Data excerpts:
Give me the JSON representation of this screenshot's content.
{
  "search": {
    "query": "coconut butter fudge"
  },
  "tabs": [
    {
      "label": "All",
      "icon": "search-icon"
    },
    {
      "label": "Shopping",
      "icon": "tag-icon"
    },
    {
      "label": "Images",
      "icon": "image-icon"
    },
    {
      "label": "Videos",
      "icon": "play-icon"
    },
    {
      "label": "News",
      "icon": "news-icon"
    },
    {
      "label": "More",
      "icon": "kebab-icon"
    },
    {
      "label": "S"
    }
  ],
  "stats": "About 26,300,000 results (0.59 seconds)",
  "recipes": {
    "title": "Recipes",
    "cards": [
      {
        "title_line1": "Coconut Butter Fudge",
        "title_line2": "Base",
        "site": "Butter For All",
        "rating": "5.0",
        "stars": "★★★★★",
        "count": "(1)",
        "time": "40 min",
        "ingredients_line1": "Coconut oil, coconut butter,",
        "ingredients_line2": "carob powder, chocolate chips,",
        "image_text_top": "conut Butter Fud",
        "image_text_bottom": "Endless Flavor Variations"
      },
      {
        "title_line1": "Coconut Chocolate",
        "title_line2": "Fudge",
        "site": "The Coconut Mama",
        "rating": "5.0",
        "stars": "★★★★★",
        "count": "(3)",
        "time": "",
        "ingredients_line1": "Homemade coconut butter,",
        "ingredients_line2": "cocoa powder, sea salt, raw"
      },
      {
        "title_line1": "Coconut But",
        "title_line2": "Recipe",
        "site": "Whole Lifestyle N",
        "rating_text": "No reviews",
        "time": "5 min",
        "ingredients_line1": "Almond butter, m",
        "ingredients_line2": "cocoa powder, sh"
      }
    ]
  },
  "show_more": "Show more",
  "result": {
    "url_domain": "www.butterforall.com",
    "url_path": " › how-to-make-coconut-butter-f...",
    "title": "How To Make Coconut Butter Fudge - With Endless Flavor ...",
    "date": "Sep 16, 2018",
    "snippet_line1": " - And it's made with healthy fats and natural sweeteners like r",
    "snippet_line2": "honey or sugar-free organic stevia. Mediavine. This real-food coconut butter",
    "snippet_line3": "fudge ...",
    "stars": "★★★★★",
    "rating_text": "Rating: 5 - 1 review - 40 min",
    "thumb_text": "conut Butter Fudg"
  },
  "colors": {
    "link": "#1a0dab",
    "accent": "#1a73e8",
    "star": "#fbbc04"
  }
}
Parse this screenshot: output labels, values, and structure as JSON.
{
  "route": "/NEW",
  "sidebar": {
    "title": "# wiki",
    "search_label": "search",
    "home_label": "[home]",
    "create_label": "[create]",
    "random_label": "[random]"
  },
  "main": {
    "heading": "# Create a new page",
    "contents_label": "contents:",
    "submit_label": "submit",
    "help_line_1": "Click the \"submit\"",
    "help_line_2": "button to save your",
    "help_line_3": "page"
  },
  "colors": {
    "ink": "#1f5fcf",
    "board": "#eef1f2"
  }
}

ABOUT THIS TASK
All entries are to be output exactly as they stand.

TASK ANSWER
Give me the JSON representation of this screenshot's content.
{
  "search": {
    "query": "coconut butter fudge"
  },
  "tabs": [
    {
      "label": "All",
      "icon": "search-icon"
    },
    {
      "label": "Shopping",
      "icon": "tag-icon"
    },
    {
      "label": "Images",
      "icon": "image-icon"
    },
    {
      "label": "Videos",
      "icon": "play-icon"
    },
    {
      "label": "News",
      "icon": "news-icon"
    },
    {
      "label": "More",
      "icon": "kebab-icon"
    },
    {
      "label": "S"
    }
  ],
  "stats": "About 26,300,000 results (0.59 seconds)",
  "recipes": {
    "title": "Recipes",
    "cards": [
      {
        "title_line1": "Coconut Butter Fudge",
        "title_line2": "Base",
        "site": "Butter For All",
        "rating": "5.0",
        "stars": "★★★★★",
        "count": "(1)",
        "time": "40 min",
        "ingredients_line1": "Coconut oil, coconut butter,",
        "ingredients_line2": "carob powder, chocolate chips,",
        "image_text_top": "conut Butter Fud",
        "image_text_bottom": "Endless Flavor Variations"
      },
      {
        "title_line1": "Coconut Chocolate",
        "title_line2": "Fudge",
        "site": "The Coconut Mama",
        "rating": "5.0",
        "stars": "★★★★★",
        "count": "(3)",
        "time": "",
        "ingredients_line1": "Homemade coconut butter,",
        "ingredients_line2": "cocoa powder, sea salt, raw"
      },
      {
        "title_line1": "Coconut But",
        "title_line2": "Recipe",
        "site": "Whole Lifestyle N",
        "rating_text": "No reviews",
        "time": "5 min",
        "ingredients_line1": "Almond butter, m",
        "ingredients_line2": "cocoa powder, sh"
      }
    ]
  },
  "show_more": "Show more",
  "result": {
    "url_domain": "www.butterforall.com",
    "url_path": " › how-to-make-coconut-butter-f...",
    "title": "How To Make Coconut Butter Fudge - With Endless Flavor ...",
    "date": "Sep 16, 2018",
    "snippet_line1": " - And it's made with healthy fats and natural sweeteners like r",
    "snippet_line2": "honey or sugar-free organic stevia. Mediavine. This real-food coconut butter",
    "snippet_line3": "fudge ...",
    "stars": "★★★★★",
    "rating_text": "Rating: 5 - 1 review - 40 min",
    "thumb_text": "conut Butter Fudg"
  },
  "colors": {
    "link": "#1a0dab",
    "accent": "#1a73e8",
    "star": "#fbbc04"
  }
}
Parse this screenshot: output labels, values, and structure as JSON.
{
  "route": "/NEW",
  "sidebar": {
    "title": "# wiki",
    "search_label": "search",
    "home_label": "[home]",
    "create_label": "[create]",
    "random_label": "[random]"
  },
  "main": {
    "heading": "# Create a new page",
    "contents_label": "contents:",
    "submit_label": "submit",
    "help_line_1": "Click the \"submit\"",
    "help_line_2": "button to save your",
    "help_line_3": "page"
  },
  "colors": {
    "ink": "#1f5fcf",
    "board": "#eef1f2"
  }
}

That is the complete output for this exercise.